“During my tenure there, I and a lot of other students lobbied and protested at times for a new center on campus,” he recalled. In fact, Acevedo’s friend, who served as president of the Latino Student Union one year after Acevedo did, is none other than Alberto Maldonado, who oversees the Roberto Hernández Center today.
After graduating in 1999, Acevedo took a series of nonprofit jobs, including with Public Allies’ Milwaukee Office, the Greater Milwaukee Foundation, and the Latino Health Organization. About seven years ago, he transitioned to working for the City of Milwaukee as the grant compliance manager, responsible for overseeing federal funding meant to mitigate and prevent homelessness.
No place to call home
At any given time, Acevedo said, Milwaukee has between 800-900 people experiencing homelessness. The majority are able to find refuge in shelters, but Acevedo estimates there are 100-150 people sleeping on the streets at night.
The causes are myriad; everything from lack of affordable housing to disabilities to drug addiction to unemployment can drive someone out of their house and into the street. Acevedo keeps that in mind when he thinks of housing as a public health issue.
“We have what we call a ‘housing first’ approach. Our approach is, let’s get you into housing right away,” Acevedo said. “Then we can work with you on … employment or filling out paperwork for disability benefits.”
After all, he added, it’s easier for someone to maintain employment or manage their mental health issue if they’re not also sleeping in their car or worried about their next meal.
He also works with landlords to try and keep people in their homes by ensuring that people can use housing vouchers to help pay their rent. He proudly reports that one of the larger landlords in the city recently adopted a ‘mediate first’ policy – pledging to try and mediate with tenants about any issues before evicting them.
Acevedo meets regularly with the directors of nonprofits and shelters like the Guest House, Community Advocates, Hope House, and others. Together, they talk about best practices and work to address gaps in services so they can better serve Milwaukee’s homeless population. Thanks to their combined efforts, “we’ve been able to reduce homelessness by about 42 percent in the past seven years. At one time, we were at about 1,500 (individuals experiencing homelessness),” Acevedo said.
But then came COVID.
A federal moratorium on evictions during the pandemic kept Milwaukee’s number of people experiencing homelessness from ballooning as Acevedo had feared, but in March 2020, the shelters were still too crowded to be safe.
“We, right away, called hotels in Milwaukee.
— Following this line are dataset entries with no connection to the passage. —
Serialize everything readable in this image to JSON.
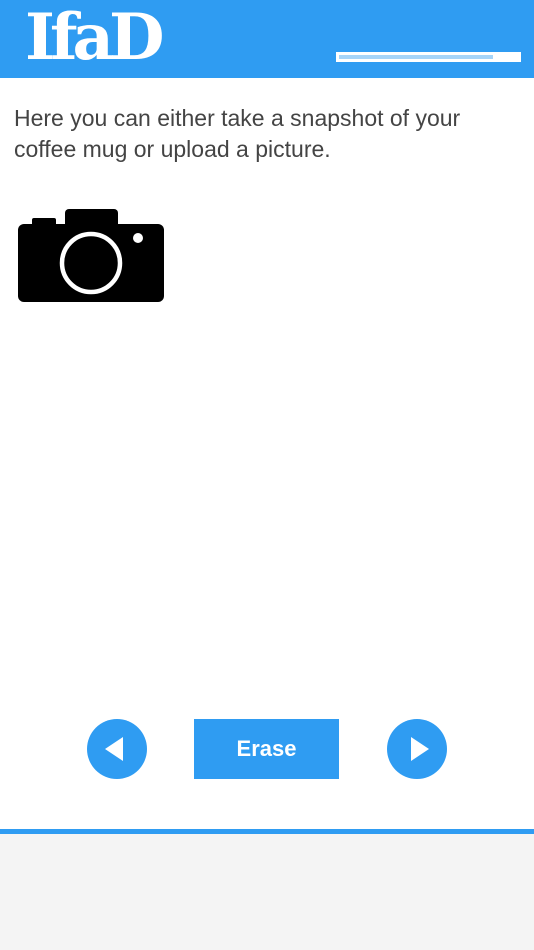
{
  "header": {
    "logo_text": "IfaD",
    "progress_fraction": 0.86,
    "background_color": "#2f9cf2"
  },
  "main": {
    "instructions": "Here you can either take a snapshot of your coffee mug or upload a picture.",
    "camera_icon": "camera-icon"
  },
  "controls": {
    "back_icon": "arrow-left-icon",
    "erase_label": "Erase",
    "next_icon": "arrow-right-icon",
    "accent_color": "#2f9cf2"
  },
  "footer": {
    "background_color": "#f4f4f4"
  }
}
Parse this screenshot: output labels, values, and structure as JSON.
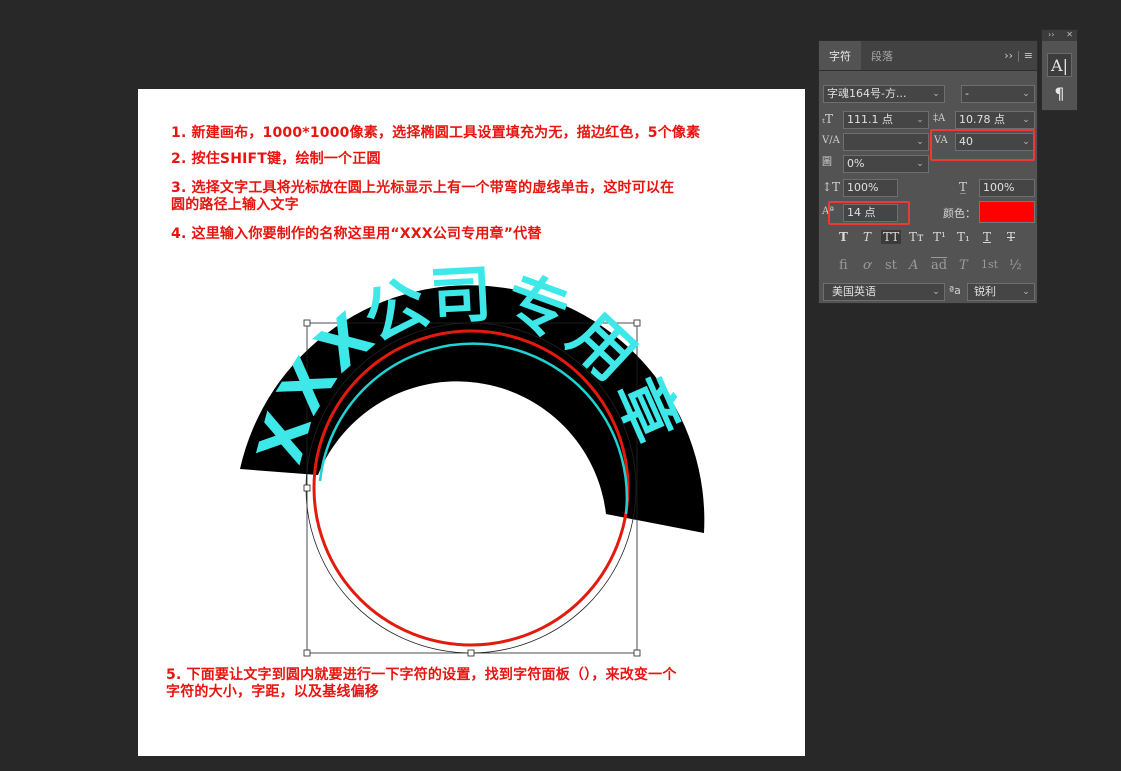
{
  "instructions": [
    "1. 新建画布，1000*1000像素，选择椭圆工具设置填充为无，描边红色，5个像素",
    "2. 按住SHIFT键，绘制一个正圆",
    "3. 选择文字工具将光标放在圆上光标显示上有一个带弯的虚线单击，这时可以在\n圆的路径上输入文字",
    "4. 这里输入你要制作的名称这里用“XXX公司专用章”代替",
    "5. 下面要让文字到圆内就要进行一下字符的设置，找到字符面板（），来改变一个\n字符的大小，字距，以及基线偏移"
  ],
  "arc_text": [
    "X",
    "X",
    "X",
    "公",
    "司",
    "专",
    "用",
    "章"
  ],
  "colors": {
    "canvas_bg": "#ffffff",
    "instruction_text": "#e8140f",
    "arc_text": "#3ee8e8",
    "arc_band": "#000000",
    "circle_stroke": "#e31b0e",
    "inner_path": "#1fd3d3",
    "swatch": "#ff0000",
    "highlight_box": "#e83b32",
    "panel_bg": "#535353",
    "app_bg": "#282828"
  },
  "panel": {
    "tabs": [
      "字符",
      "段落"
    ],
    "menu_icons": [
      "collapse-icon",
      "panel-menu-icon"
    ],
    "font_family": "字魂164号-方...",
    "font_style": "-",
    "font_size": "111.1 点",
    "leading": "10.78 点",
    "kerning": "",
    "tracking": "40",
    "tsume": "0%",
    "vertical_scale": "100%",
    "horizontal_scale": "100%",
    "baseline_shift": "14 点",
    "color_label": "颜色：",
    "format_buttons": [
      "T",
      "T",
      "TT",
      "Tт",
      "T¹",
      "T₁",
      "T",
      "T"
    ],
    "opentype_buttons": [
      "fi",
      "ơ",
      "st",
      "A",
      "ad",
      "T",
      "1st",
      "½"
    ],
    "language": "美国英语",
    "aa_label": "ªa",
    "antialias": "锐利"
  },
  "toolstrip": {
    "buttons": [
      "character-panel-icon",
      "paragraph-panel-icon"
    ]
  }
}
We needed to put folks from the shelters in these hotels and keep them a room, safe, where they’re not getting infected,” Acevedo said.
He and his community partners were able to get rooms from the Ambassador Inn in Milwaukee, and talked to the archdiocese about using Clare Hall, which formerly housed nuns, as a COVID-19 isolation site. All told, Acevedo managed to secure three hotels with close to 200 rooms. The Milwaukee Rescue Mission, which experienced a COVID-19 outbreak, went from housing 210 individuals to a much more manageable 60. The Milwaukee Health Department provided N95 masks to be handed out at homeless shelters back when the mask shortage was acute, and later helped set up testing and vaccination locations.
But Acevedo isn’t resting on a job well done. He’s working hard to secure more hotel rooms so he can keep people out of the cold during the coming winter. Long term, he hopes he puts himself out of a job by ending homelessness in Milwaukee altogether.
Community members can help by making donations to any of Milwaukee’s shelters and organizations working to address homelessness. A listing of these agencies can be found at www.milwaukeecoc.org . And, Acevedo added, a little bit of empathy goes a long way.
“For anyone who is experiencing mental health (issues) or addiction, those are extremely difficult to overcome,” he said. “(To have) someone who is unstably housed makes it even more challenging for them to get the understanding and the support that they need.”
By Sarah Vickery, College of Letters & Science